“There are so many levels of ability, so many different skills that you can learn in quilting, and each person brings something different,” said the group’s public relations director Shannon Fradette.
“Everybody has a different aesthetic, and so we have a lot of traditional quilters, we have a lot of modern quilters, we've got people that hand quilt, people that paper piece, so there's just something you can always continue learning, and the women in the guild are so generous of time and spirit.”
Since 1986, the Missoula Quilters’ Guild has been a place for quilters to share ideas and learn about the art of quilting, but to the members, it’s more than a sewing circle, it’s a social circle.
“I joined because I wanted to meet people and make friends,” said the group’s treasurer Susan Velin.
“I needed to make some girlfriends,” echoed Vida Anderson, president of the guild.
As the group meets throughout the year, they’re also planning for the quilt show, which they’ll tell you is almost as important as the binding of a quilt itself.
Members spend days, weeks, and months crafting quilts for the highly anticipated event.
“You not only pick a pattern, sometimes you actually design the pattern yourself, you go out and you curate the fabrics, and you're selecting the fabrics based on the person that you're making the quilt for,” said Anderson. “It takes a while to put them together; some quilts can take as long as weeks, months, or a year to put together depending on how quickly you can quilt.”
Of course, COVID put an end to events faster than a brand new longarm stitching away.
“It was a very hard decision for the board to cancel the show, but it was the right decision to make,” said Velin. “We were very disappointed and our membership was very disappointed because we only host our quilt show every other year, and people spend those two years making quilts to put in the show. It's also our biggest moneymaker.”
That money goes towards making quilts for veterans, cancer patients and foster kids.
No quilt show meant no funds for their outreach, so the group is changing direction -- and you can find them at Caras Park for the MADE Fair next month.
“We were given a slot for a nonprofit booth, and we will be there at this coming MADE Fair at Caras Park, and we're going to raffle off the quilts, we're going to sell tickets for that and we're also going to have some sewing machines set up, and we're going to make a community quilt so anybody that wants to come by can learn how to make a very simple block for the quilt, and their name will be entered into a raffle to win the quilt that we will make,” Anderson told MTN News.
Fabric for the community quilt has been donated by local quilt shops like the Confident Stitch, Vicki’s Quilts Down Under, and Goin’ Quilting.
While some may see the community quilt as a seamless finish to a long ordeal, for the quilter’s guild, it’s just a running stitch.

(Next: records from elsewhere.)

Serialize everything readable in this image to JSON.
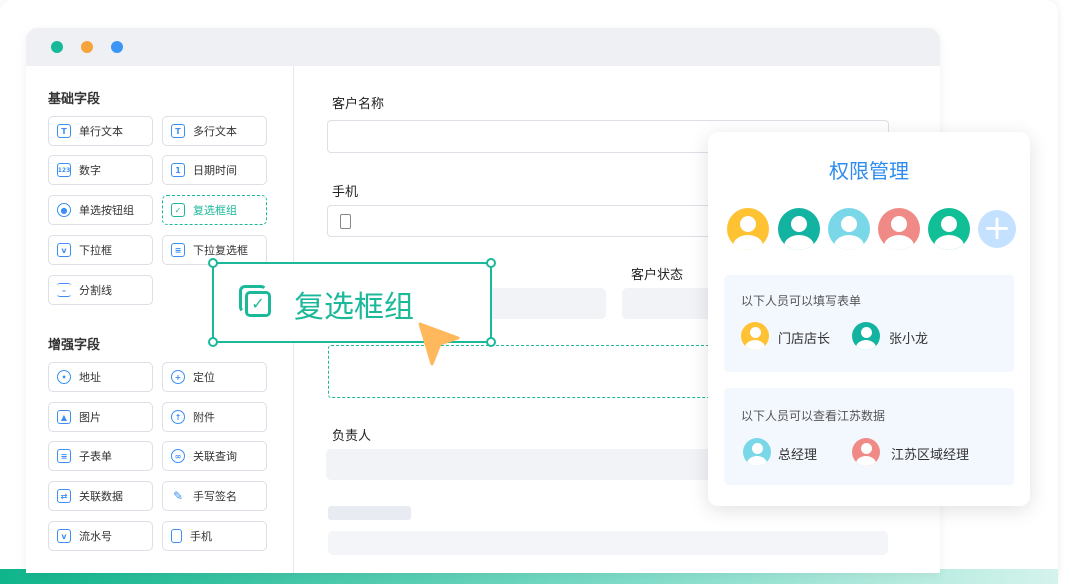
{
  "window": {
    "dots": [
      "#18b89a",
      "#f7a33b",
      "#3b95f5"
    ]
  },
  "sidebar": {
    "basic_title": "基础字段",
    "basic": [
      "单行文本",
      "多行文本",
      "数字",
      "日期时间",
      "单选按钮组",
      "复选框组",
      "下拉框",
      "下拉复选框",
      "分割线"
    ],
    "enhanced_title": "增强字段",
    "enhanced": [
      "地址",
      "定位",
      "图片",
      "附件",
      "子表单",
      "关联查询",
      "关联数据",
      "手写签名",
      "流水号",
      "手机"
    ]
  },
  "form": {
    "customer_name": "客户名称",
    "phone": "手机",
    "customer_status": "客户状态",
    "owner": "负责人"
  },
  "drag": {
    "label": "复选框组"
  },
  "permission": {
    "title": "权限管理",
    "avatar_colors": [
      "#ffc233",
      "#12b3a0",
      "#7ad7e8",
      "#f08a86",
      "#10bf96"
    ],
    "fill_section": {
      "title": "以下人员可以填写表单",
      "people": [
        {
          "name": "门店店长",
          "color": "#ffc233"
        },
        {
          "name": "张小龙",
          "color": "#12b3a0"
        }
      ]
    },
    "view_section": {
      "title": "以下人员可以查看江苏数据",
      "people": [
        {
          "name": "总经理",
          "color": "#7ad7e8"
        },
        {
          "name": "江苏区域经理",
          "color": "#f08a86"
        }
      ]
    }
  },
  "colors": {
    "accent": "#1bb89a",
    "blue": "#2d8cf0",
    "cursor": "#ffb85c"
  }
}
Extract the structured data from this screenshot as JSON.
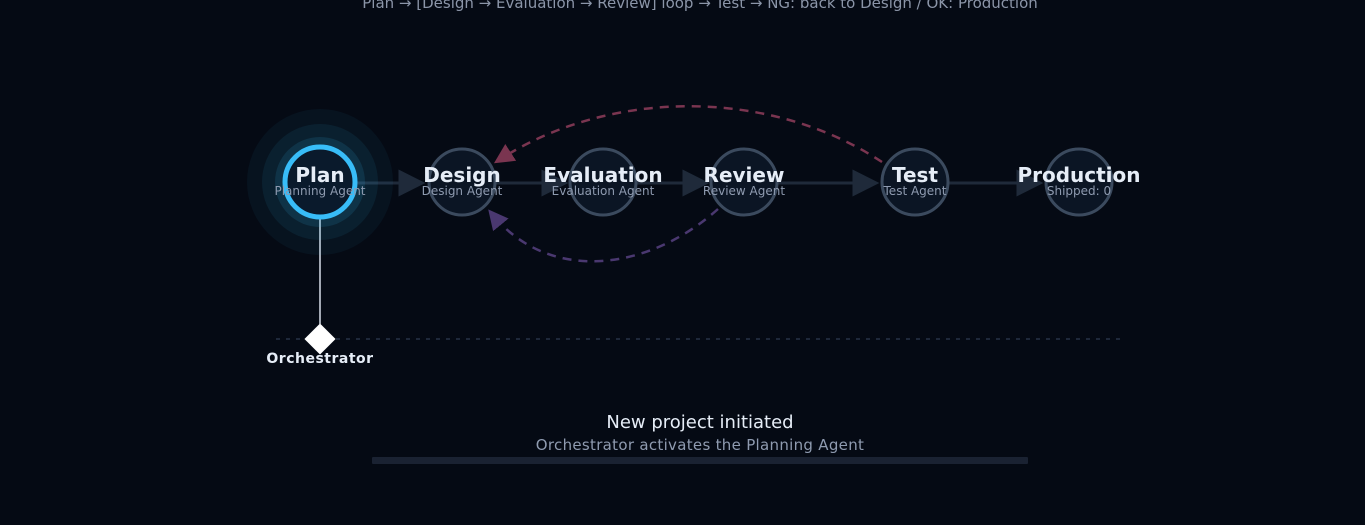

“I think having quilts there and having quilters share their experience with new people, we might get more people interested in joining the quilt guild and adding to that variety and flavor,” said Fradette.
You can purchase tickets for the quilt raffle here.